In Cancer Cell this week, researchers in Boston and Chicago discuss a way to exploit weaknesses in cancer cells in the development of a combination therapy for Ras-driven tumors. The team shows that enhancing proteotoxic stress induces tumor regression in aggressive mouse models of two Ras-driven cancers — Nf1-deficient malignancies and Kras/p53 mutant lung cancer — but only when combined with rapamycin. The agents work together to promote stress in the cancer cells, which results in catastrophic mitochondrial damage, the authors write. "Notably, the mechanism by which these agents cooperate reveals a therapeutic paradigm that can be expanded to develop additional combinations," they add.
Also in Cancer Cell this week, a team led by investigators at the St. Jude Children's Research Hospital reports its use of an integrated, high-throughput in vitro and in vivo screen to identify treatments for ependymoma, a chemoresistant brain tumor. In a mouse model, the team combined multicell high-throughput screening, kinome-wide binding assays, and in vivo efficacy studies to identify kinases within the insulin signaling pathway and the centrosome cycle that serve as regulators of ependymoma cell proliferation. The kinases' corresponding inhibitors could serve as potential therapies, the authors write.

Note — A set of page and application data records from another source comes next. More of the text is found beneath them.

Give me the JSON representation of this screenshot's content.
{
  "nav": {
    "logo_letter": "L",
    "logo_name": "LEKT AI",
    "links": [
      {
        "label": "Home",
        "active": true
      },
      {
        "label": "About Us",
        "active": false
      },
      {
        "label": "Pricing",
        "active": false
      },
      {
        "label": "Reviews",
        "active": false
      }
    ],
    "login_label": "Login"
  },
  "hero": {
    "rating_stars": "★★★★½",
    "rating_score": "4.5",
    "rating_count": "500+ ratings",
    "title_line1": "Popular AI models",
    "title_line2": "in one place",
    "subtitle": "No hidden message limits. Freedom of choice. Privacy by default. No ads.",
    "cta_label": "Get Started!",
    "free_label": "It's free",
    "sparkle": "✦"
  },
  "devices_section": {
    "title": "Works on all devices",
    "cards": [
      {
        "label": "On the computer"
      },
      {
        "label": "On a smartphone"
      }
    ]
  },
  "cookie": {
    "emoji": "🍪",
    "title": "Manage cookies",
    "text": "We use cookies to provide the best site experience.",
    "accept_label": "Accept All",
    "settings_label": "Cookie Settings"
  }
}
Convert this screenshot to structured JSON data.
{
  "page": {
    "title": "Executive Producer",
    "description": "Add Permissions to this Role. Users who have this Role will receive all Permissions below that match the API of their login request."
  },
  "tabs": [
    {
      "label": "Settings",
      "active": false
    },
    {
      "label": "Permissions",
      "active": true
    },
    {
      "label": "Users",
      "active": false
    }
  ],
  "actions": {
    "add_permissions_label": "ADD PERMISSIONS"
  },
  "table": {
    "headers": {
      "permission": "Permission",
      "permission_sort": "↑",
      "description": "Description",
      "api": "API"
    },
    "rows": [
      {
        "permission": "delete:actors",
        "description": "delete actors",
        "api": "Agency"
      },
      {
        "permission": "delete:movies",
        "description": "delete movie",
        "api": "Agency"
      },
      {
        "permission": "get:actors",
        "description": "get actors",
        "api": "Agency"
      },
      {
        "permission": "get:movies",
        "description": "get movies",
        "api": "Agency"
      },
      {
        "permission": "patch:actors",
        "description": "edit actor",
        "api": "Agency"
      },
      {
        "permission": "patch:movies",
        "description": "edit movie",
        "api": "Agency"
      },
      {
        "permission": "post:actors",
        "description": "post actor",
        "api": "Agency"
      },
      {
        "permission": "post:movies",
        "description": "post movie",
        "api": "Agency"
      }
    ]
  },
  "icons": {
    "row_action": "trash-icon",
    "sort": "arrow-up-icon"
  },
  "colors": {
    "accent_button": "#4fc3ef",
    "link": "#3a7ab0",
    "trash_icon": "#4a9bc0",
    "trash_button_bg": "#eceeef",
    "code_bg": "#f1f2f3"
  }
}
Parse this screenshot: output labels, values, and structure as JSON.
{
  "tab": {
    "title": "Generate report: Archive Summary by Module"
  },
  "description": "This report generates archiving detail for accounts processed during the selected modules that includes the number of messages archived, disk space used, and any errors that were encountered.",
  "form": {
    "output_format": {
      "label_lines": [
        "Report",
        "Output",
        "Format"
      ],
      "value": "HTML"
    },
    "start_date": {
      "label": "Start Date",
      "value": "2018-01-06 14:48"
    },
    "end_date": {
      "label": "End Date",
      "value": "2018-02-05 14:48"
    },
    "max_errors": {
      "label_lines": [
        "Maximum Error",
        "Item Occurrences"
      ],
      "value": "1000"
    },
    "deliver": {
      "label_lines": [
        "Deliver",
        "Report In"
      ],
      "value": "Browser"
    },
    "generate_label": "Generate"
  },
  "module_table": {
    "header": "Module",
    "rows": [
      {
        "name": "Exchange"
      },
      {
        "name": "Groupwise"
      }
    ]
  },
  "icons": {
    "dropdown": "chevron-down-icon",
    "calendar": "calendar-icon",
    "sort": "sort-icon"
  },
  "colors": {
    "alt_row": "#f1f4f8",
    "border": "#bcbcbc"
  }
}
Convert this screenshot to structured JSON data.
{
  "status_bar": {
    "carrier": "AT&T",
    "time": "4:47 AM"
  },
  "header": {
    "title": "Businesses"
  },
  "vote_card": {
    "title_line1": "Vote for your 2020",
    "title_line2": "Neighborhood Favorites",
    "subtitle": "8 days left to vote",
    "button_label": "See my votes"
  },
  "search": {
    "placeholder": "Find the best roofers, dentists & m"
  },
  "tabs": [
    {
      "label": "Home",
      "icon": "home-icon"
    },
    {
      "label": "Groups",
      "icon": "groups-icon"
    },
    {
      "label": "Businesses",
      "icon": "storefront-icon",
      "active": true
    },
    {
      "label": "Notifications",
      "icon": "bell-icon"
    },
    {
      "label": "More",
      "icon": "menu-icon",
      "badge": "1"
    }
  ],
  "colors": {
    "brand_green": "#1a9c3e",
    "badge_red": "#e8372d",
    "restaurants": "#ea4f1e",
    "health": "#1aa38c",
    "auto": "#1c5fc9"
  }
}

And finally in Cancer Cell this week, a team of researchers in the US shows that the Rho kinase regulates the survival and transformation of cells that carry oncogenic forms of the KIT, FLT3, and BCR-ABL genes. The team found that inhibition of Rho kinase in oncogene-bearing cells impaired their growth, and prolonged the life span of test mice. In addition, the authors write, "Downstream from Rho kinase, rapid dephosphorylation or loss of expression of myosin light chain resulted in enhanced apoptosis, reduced growth, and loss of actin polymerization in oncogene-bearing cells leading to significantly prolonged life span of leukemic mice."